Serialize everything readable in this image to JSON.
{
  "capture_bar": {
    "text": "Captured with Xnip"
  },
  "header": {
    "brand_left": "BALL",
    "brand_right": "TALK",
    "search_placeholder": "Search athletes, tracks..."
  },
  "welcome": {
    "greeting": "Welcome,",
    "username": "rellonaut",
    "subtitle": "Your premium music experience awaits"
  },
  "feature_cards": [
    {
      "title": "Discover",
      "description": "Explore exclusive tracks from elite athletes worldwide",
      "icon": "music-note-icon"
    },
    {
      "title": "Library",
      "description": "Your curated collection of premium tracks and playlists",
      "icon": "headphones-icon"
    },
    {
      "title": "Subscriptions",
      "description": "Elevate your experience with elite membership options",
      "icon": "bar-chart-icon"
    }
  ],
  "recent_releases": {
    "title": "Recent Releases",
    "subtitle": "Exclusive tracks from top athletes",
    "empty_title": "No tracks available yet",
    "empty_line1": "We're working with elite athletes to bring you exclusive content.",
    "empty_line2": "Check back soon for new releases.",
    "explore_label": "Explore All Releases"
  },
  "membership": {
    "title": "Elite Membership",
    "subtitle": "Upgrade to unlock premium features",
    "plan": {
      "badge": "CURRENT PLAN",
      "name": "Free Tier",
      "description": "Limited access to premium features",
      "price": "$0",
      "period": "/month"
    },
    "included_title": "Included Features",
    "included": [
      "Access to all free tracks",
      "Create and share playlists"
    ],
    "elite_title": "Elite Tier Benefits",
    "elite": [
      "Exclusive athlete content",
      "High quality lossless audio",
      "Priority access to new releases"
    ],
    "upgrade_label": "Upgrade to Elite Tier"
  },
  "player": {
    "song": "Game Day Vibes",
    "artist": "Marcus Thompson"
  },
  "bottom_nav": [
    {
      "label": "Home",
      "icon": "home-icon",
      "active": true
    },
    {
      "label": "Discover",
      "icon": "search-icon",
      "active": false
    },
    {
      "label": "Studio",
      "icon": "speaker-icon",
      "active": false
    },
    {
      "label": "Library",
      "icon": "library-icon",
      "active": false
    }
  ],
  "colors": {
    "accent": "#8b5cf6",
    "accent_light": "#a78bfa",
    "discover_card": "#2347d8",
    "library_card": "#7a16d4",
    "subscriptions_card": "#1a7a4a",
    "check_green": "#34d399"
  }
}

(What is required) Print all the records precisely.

(Exercise output)
Serialize everything readable in this image to JSON.
{
  "capture_bar": {
    "text": "Captured with Xnip"
  },
  "header": {
    "brand_left": "BALL",
    "brand_right": "TALK",
    "search_placeholder": "Search athletes, tracks..."
  },
  "welcome": {
    "greeting": "Welcome,",
    "username": "rellonaut",
    "subtitle": "Your premium music experience awaits"
  },
  "feature_cards": [
    {
      "title": "Discover",
      "description": "Explore exclusive tracks from elite athletes worldwide",
      "icon": "music-note-icon"
    },
    {
      "title": "Library",
      "description": "Your curated collection of premium tracks and playlists",
      "icon": "headphones-icon"
    },
    {
      "title": "Subscriptions",
      "description": "Elevate your experience with elite membership options",
      "icon": "bar-chart-icon"
    }
  ],
  "recent_releases": {
    "title": "Recent Releases",
    "subtitle": "Exclusive tracks from top athletes",
    "empty_title": "No tracks available yet",
    "empty_line1": "We're working with elite athletes to bring you exclusive content.",
    "empty_line2": "Check back soon for new releases.",
    "explore_label": "Explore All Releases"
  },
  "membership": {
    "title": "Elite Membership",
    "subtitle": "Upgrade to unlock premium features",
    "plan": {
      "badge": "CURRENT PLAN",
      "name": "Free Tier",
      "description": "Limited access to premium features",
      "price": "$0",
      "period": "/month"
    },
    "included_title": "Included Features",
    "included": [
      "Access to all free tracks",
      "Create and share playlists"
    ],
    "elite_title": "Elite Tier Benefits",
    "elite": [
      "Exclusive athlete content",
      "High quality lossless audio",
      "Priority access to new releases"
    ],
    "upgrade_label": "Upgrade to Elite Tier"
  },
  "player": {
    "song": "Game Day Vibes",
    "artist": "Marcus Thompson"
  },
  "bottom_nav": [
    {
      "label": "Home",
      "icon": "home-icon",
      "active": true
    },
    {
      "label": "Discover",
      "icon": "search-icon",
      "active": false
    },
    {
      "label": "Studio",
      "icon": "speaker-icon",
      "active": false
    },
    {
      "label": "Library",
      "icon": "library-icon",
      "active": false
    }
  ],
  "colors": {
    "accent": "#8b5cf6",
    "accent_light": "#a78bfa",
    "discover_card": "#2347d8",
    "library_card": "#7a16d4",
    "subscriptions_card": "#1a7a4a",
    "check_green": "#34d399"
  }
}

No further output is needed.